▸ Task requirements
Render every entry exactly as it appears.
=== Data for this exercise ===
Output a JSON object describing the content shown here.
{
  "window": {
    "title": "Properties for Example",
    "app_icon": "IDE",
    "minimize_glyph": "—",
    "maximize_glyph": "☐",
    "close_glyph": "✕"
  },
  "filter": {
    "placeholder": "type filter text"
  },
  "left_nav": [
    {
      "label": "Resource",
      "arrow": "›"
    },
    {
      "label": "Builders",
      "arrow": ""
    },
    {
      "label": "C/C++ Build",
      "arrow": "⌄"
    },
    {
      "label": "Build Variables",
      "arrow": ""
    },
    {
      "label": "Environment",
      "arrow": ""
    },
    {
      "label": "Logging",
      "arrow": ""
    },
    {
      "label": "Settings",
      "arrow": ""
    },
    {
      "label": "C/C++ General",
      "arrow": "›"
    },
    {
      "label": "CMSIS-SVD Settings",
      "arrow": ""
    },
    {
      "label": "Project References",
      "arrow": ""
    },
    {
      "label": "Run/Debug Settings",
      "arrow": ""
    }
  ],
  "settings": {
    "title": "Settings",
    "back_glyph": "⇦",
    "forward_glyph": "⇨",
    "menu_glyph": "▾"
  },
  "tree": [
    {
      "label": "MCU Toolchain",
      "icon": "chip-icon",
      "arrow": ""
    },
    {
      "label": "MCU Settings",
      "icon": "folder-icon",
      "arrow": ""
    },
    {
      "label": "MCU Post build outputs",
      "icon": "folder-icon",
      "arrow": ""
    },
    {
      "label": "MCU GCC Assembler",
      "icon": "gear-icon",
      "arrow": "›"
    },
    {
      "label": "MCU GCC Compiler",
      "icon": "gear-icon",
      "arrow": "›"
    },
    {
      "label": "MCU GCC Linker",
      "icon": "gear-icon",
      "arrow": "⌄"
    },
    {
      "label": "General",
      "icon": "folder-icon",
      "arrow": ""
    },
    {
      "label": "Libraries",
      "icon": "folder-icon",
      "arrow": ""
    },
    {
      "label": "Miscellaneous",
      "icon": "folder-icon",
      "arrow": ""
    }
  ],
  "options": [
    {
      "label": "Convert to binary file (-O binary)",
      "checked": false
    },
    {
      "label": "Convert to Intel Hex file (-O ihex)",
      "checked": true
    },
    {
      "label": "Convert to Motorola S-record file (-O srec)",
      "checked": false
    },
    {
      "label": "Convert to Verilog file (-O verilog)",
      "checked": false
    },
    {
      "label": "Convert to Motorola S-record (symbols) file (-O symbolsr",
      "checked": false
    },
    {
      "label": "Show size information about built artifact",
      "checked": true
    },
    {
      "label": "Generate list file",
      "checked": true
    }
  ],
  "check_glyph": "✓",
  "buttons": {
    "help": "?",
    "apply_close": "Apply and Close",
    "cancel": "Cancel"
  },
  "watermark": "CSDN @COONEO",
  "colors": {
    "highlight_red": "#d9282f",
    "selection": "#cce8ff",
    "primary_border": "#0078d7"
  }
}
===
▸ Answer for this exercise
Output a JSON object describing the content shown here.
{
  "window": {
    "title": "Properties for Example",
    "app_icon": "IDE",
    "minimize_glyph": "—",
    "maximize_glyph": "☐",
    "close_glyph": "✕"
  },
  "filter": {
    "placeholder": "type filter text"
  },
  "left_nav": [
    {
      "label": "Resource",
      "arrow": "›"
    },
    {
      "label": "Builders",
      "arrow": ""
    },
    {
      "label": "C/C++ Build",
      "arrow": "⌄"
    },
    {
      "label": "Build Variables",
      "arrow": ""
    },
    {
      "label": "Environment",
      "arrow": ""
    },
    {
      "label": "Logging",
      "arrow": ""
    },
    {
      "label": "Settings",
      "arrow": ""
    },
    {
      "label": "C/C++ General",
      "arrow": "›"
    },
    {
      "label": "CMSIS-SVD Settings",
      "arrow": ""
    },
    {
      "label": "Project References",
      "arrow": ""
    },
    {
      "label": "Run/Debug Settings",
      "arrow": ""
    }
  ],
  "settings": {
    "title": "Settings",
    "back_glyph": "⇦",
    "forward_glyph": "⇨",
    "menu_glyph": "▾"
  },
  "tree": [
    {
      "label": "MCU Toolchain",
      "icon": "chip-icon",
      "arrow": ""
    },
    {
      "label": "MCU Settings",
      "icon": "folder-icon",
      "arrow": ""
    },
    {
      "label": "MCU Post build outputs",
      "icon": "folder-icon",
      "arrow": ""
    },
    {
      "label": "MCU GCC Assembler",
      "icon": "gear-icon",
      "arrow": "›"
    },
    {
      "label": "MCU GCC Compiler",
      "icon": "gear-icon",
      "arrow": "›"
    },
    {
      "label": "MCU GCC Linker",
      "icon": "gear-icon",
      "arrow": "⌄"
    },
    {
      "label": "General",
      "icon": "folder-icon",
      "arrow": ""
    },
    {
      "label": "Libraries",
      "icon": "folder-icon",
      "arrow": ""
    },
    {
      "label": "Miscellaneous",
      "icon": "folder-icon",
      "arrow": ""
    }
  ],
  "options": [
    {
      "label": "Convert to binary file (-O binary)",
      "checked": false
    },
    {
      "label": "Convert to Intel Hex file (-O ihex)",
      "checked": true
    },
    {
      "label": "Convert to Motorola S-record file (-O srec)",
      "checked": false
    },
    {
      "label": "Convert to Verilog file (-O verilog)",
      "checked": false
    },
    {
      "label": "Convert to Motorola S-record (symbols) file (-O symbolsr",
      "checked": false
    },
    {
      "label": "Show size information about built artifact",
      "checked": true
    },
    {
      "label": "Generate list file",
      "checked": true
    }
  ],
  "check_glyph": "✓",
  "buttons": {
    "help": "?",
    "apply_close": "Apply and Close",
    "cancel": "Cancel"
  },
  "watermark": "CSDN @COONEO",
  "colors": {
    "highlight_red": "#d9282f",
    "selection": "#cce8ff",
    "primary_border": "#0078d7"
  }
}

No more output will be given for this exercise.